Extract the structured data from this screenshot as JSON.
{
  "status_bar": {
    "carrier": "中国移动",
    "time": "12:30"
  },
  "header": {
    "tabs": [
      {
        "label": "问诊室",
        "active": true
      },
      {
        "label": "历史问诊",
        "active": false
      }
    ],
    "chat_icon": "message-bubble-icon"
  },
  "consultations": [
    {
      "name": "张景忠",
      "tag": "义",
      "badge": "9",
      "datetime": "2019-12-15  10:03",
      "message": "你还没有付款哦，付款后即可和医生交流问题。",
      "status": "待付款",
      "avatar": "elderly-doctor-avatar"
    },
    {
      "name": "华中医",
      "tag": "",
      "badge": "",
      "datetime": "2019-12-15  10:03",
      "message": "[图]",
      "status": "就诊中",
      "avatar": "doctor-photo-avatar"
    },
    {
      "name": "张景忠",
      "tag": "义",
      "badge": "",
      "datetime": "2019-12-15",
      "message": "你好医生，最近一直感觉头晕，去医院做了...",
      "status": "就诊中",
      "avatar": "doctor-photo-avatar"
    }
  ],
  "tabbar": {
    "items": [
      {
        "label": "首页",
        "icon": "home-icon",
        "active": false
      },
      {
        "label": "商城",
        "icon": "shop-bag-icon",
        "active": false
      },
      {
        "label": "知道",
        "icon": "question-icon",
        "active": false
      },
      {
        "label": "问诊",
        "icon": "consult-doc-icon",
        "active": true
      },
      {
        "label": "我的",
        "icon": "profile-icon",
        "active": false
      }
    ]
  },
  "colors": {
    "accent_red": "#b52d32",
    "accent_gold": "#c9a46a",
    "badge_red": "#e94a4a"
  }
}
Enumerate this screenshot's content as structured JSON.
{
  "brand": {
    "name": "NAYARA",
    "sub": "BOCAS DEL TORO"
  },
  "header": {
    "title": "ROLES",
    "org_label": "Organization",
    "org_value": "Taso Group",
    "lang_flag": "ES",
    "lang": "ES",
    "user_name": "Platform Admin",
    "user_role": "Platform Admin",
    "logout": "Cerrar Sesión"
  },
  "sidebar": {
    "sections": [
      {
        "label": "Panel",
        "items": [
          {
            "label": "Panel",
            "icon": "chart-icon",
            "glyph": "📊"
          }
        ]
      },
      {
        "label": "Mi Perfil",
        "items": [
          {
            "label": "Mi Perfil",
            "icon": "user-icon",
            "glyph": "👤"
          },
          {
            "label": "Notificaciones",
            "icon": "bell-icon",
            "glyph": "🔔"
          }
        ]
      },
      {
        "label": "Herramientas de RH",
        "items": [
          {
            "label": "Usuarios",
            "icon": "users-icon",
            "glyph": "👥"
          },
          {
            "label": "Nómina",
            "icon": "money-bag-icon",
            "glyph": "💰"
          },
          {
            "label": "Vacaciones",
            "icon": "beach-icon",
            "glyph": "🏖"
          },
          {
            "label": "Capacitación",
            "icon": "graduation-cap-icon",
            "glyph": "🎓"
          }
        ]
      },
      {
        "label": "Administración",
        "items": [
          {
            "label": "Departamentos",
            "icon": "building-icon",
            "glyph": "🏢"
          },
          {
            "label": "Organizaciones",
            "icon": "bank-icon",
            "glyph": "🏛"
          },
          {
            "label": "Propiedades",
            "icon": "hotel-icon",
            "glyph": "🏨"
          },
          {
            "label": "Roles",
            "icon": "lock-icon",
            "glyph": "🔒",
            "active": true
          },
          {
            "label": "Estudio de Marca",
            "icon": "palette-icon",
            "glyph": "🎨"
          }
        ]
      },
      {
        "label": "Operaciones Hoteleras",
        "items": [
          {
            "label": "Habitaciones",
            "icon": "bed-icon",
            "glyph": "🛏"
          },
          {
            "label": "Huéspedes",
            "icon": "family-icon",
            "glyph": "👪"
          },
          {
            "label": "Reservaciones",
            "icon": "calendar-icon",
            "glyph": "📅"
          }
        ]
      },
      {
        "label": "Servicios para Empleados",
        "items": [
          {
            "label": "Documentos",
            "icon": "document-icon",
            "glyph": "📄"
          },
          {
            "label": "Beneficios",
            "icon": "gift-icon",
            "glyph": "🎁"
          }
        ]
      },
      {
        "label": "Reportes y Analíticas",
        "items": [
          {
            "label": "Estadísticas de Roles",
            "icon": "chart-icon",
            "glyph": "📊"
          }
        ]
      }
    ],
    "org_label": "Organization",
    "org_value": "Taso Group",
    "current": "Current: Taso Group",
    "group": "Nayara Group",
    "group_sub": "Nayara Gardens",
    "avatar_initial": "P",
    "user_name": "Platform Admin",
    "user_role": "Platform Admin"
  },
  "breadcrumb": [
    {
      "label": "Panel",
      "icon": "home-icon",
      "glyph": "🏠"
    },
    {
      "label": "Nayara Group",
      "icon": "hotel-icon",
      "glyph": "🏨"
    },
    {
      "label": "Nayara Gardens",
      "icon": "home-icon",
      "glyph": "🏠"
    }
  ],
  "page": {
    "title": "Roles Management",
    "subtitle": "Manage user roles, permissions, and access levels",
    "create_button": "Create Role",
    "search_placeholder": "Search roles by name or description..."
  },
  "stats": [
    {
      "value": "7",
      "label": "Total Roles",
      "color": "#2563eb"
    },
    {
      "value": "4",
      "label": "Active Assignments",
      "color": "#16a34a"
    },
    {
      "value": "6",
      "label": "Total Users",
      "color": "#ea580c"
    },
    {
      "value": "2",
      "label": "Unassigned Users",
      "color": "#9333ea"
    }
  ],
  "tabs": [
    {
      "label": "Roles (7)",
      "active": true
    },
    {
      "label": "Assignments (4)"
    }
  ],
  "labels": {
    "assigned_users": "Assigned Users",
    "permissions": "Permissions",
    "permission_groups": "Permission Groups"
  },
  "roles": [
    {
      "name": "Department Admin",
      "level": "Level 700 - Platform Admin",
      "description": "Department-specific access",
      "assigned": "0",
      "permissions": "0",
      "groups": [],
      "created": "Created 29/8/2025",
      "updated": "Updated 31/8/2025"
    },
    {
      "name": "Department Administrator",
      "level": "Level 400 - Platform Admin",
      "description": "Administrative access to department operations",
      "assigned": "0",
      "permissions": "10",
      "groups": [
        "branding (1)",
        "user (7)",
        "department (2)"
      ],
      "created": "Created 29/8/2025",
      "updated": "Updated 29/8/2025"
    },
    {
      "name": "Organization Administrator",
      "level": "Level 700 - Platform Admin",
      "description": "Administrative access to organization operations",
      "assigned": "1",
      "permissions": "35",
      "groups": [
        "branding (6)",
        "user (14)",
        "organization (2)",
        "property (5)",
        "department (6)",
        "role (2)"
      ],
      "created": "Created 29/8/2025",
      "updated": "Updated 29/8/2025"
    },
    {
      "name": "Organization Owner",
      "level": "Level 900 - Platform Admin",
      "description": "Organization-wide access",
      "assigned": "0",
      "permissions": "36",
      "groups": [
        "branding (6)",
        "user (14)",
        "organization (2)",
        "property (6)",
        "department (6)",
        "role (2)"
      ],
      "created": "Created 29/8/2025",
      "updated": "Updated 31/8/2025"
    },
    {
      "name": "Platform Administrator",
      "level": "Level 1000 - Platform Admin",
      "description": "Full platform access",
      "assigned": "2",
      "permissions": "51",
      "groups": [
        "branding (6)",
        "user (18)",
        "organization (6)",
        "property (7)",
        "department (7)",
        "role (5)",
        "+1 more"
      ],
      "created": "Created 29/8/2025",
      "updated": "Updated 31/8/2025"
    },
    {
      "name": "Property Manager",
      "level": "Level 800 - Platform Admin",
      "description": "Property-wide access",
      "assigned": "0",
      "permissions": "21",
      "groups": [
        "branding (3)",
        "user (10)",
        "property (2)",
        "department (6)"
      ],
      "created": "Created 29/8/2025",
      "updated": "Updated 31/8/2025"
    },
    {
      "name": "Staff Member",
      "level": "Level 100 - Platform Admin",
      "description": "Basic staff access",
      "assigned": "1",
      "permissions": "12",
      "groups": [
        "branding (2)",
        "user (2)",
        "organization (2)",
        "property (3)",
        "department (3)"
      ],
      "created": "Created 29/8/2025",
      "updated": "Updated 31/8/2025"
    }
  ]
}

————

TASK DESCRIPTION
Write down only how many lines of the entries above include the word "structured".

WRITTEN SOLUTION
2